There is not, for the record, such a thing as a "deal" on a Cuban cigar, no matter what vendors might claim. Every cigar – many varieties retail for north of $50 off the island – is a great deal. Still, the best selection is probably a Cohiba Siglo VI, the gem of the Cohiba Siglo line and the smartest $20 a body can spend in Havana. At six inches in length with a 52-ring gauge (meaning 52/64ths of an inch in diameter), this cigar has enough heft to let you know it's not screwing around. Few veins run through the caramel-colored wrapper on a Siglo VI (hilarious, we know) because the workers who hand-roll this tobacco are artists. This cigar packs complex flavors of earth, spice, and creaminess into the smoothest delivery possible. The draw remains even, and, as the Siglo VI burns, the taste increases in complexity.

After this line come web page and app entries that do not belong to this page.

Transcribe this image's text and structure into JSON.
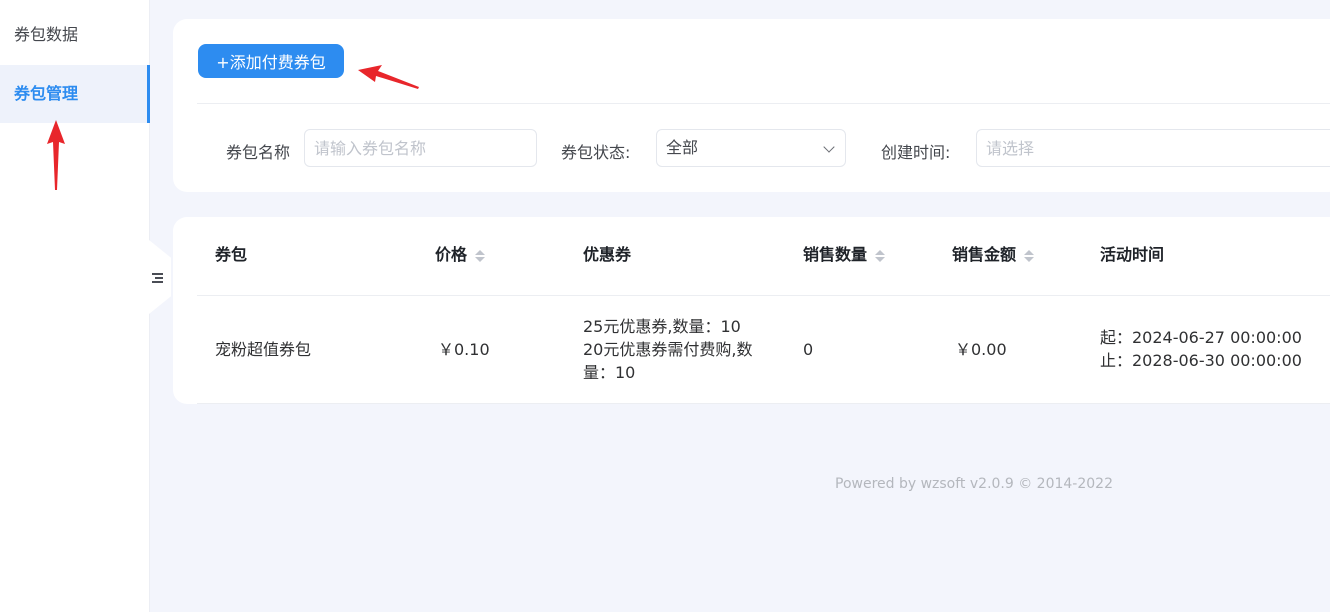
{
  "sidebar": {
    "items": [
      {
        "label": "券包数据",
        "active": false
      },
      {
        "label": "券包管理",
        "active": true
      }
    ]
  },
  "toolbar": {
    "add_label": "+添加付费券包"
  },
  "filters": {
    "name_label": "券包名称",
    "name_placeholder": "请输入券包名称",
    "status_label": "券包状态:",
    "status_value": "全部",
    "time_label": "创建时间:",
    "time_placeholder": "请选择"
  },
  "table": {
    "headers": [
      "券包",
      "价格",
      "优惠券",
      "销售数量",
      "销售金额",
      "活动时间"
    ],
    "rows": [
      {
        "name": "宠粉超值券包",
        "price": "￥0.10",
        "coupon_line1": "25元优惠券,数量：10",
        "coupon_line2": "20元优惠券需付费购,数",
        "coupon_line3": "量：10",
        "sales_count": "0",
        "sales_amount": "￥0.00",
        "start": "起：2024-06-27 00:00:00",
        "end": "止：2028-06-30 00:00:00"
      }
    ]
  },
  "footer": {
    "text": "Powered by wzsoft v2.0.9 © 2014-2022"
  },
  "colors": {
    "accent": "#2d8cf0",
    "annotation_arrow": "#e8262b",
    "background": "#f3f5fc"
  },
  "icons": {
    "collapse": "collapse-menu-icon",
    "dropdown": "chevron-down-icon",
    "sort": "sort-caret-icon"
  }
}
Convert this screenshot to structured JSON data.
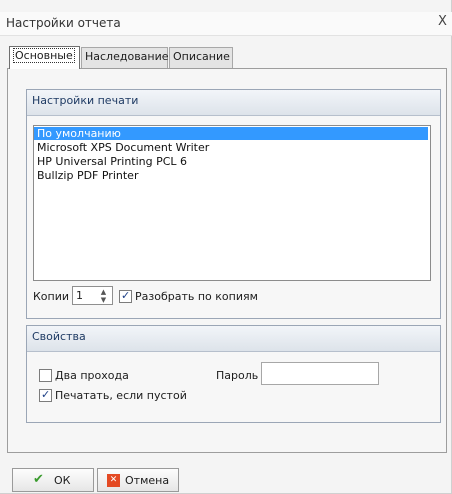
{
  "window": {
    "title": "Настройки отчета",
    "close_glyph": "X"
  },
  "tabs": [
    {
      "label": "Основные"
    },
    {
      "label": "Наследование"
    },
    {
      "label": "Описание"
    }
  ],
  "print_settings": {
    "header": "Настройки печати",
    "printers": [
      "По умолчанию",
      "Microsoft XPS Document Writer",
      "HP Universal Printing PCL 6",
      "Bullzip PDF Printer"
    ],
    "selected_printer": "По умолчанию",
    "copies_label": "Копии",
    "copies_value": "1",
    "collate_label": "Разобрать по копиям",
    "collate_checked": true
  },
  "properties": {
    "header": "Свойства",
    "two_pass_label": "Два прохода",
    "two_pass_checked": false,
    "print_if_empty_label": "Печатать, если пустой",
    "print_if_empty_checked": true,
    "password_label": "Пароль",
    "password_value": ""
  },
  "buttons": {
    "ok_label": "ОК",
    "ok_icon": "checkmark-icon",
    "cancel_label": "Отмена",
    "cancel_icon": "x-box-icon"
  },
  "colors": {
    "selection": "#3399ff",
    "panel_header_text": "#1e3a63",
    "cancel_icon": "#e44a24",
    "ok_icon": "#3a9b2e"
  }
}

Every Siglo VI even comes packaged individually in a cedar-lined, yellow-and-black aluminum tube. Every Siglo VI deserves that sort of protection.

Novice cigar smokers might not want to start with a Siglo VI for the same reason that no one with a learner's permit should be driving an Aston Martin. In order to get a frame of reference, toking tourists would be wise to try a few mid-tier cigars on the way up. But even an amateur can taste, feel, and smell that something brilliant goes into every Siglo VI. This is the tobacco equivalent of stepping up from V.S. cognac to X.O.

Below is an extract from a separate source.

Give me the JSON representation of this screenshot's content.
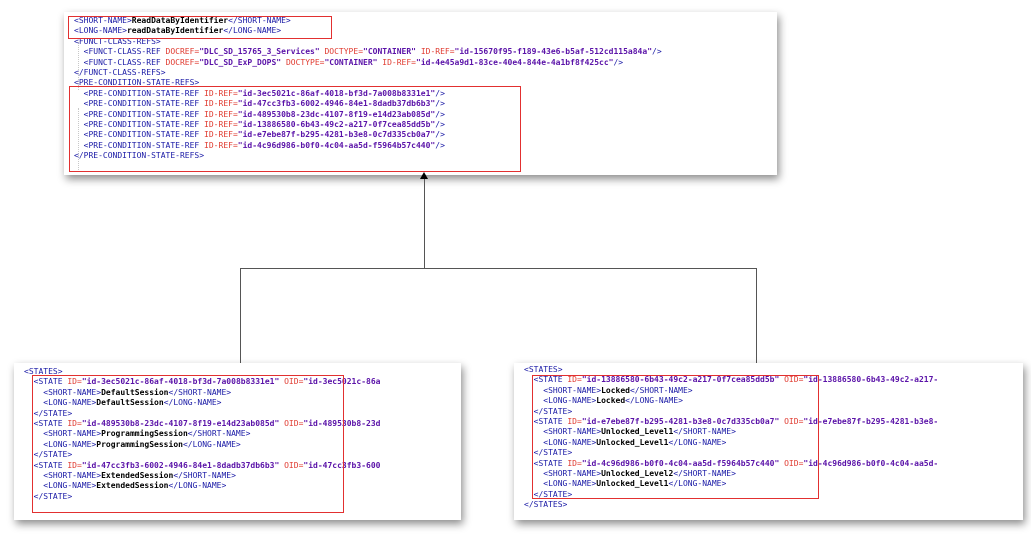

For an intimate smoking experience, the Hotel Conde de Villanueva offers the perfect atmosphere for a pleasurable smoke. Tucked away on the second floor, the hotel's smoke shop serves strong coffee. Don't order any. Instead, sidle into the tiny bar, where the walls are draped with sporting clubs' flags and the clientele is knowledgeable about booze and tobacco. Paired with an aged rum, such as Havana Club Añejo 15 Años (or even the 7 Años), the Cohiba Siglo VI delivers a glimpse of how Hemingway spent the 1940s and '50s: Filling up on smoke, liquor, and stories.

More information: The only way to travel legally to Cuba is with a so-called "people-to-people" educational-trips operator licensed by the Treasury Department's Office of Foreign Assets Control. There are an increasing number of these groups, but we recommend Insight Cuba, a nonprofit organization with a well-organized staff and deep local knowledge. On the ground, finding a cigar is as easy as waving at a friendly local and miming a puffing motion. Someone will point you in the right direction.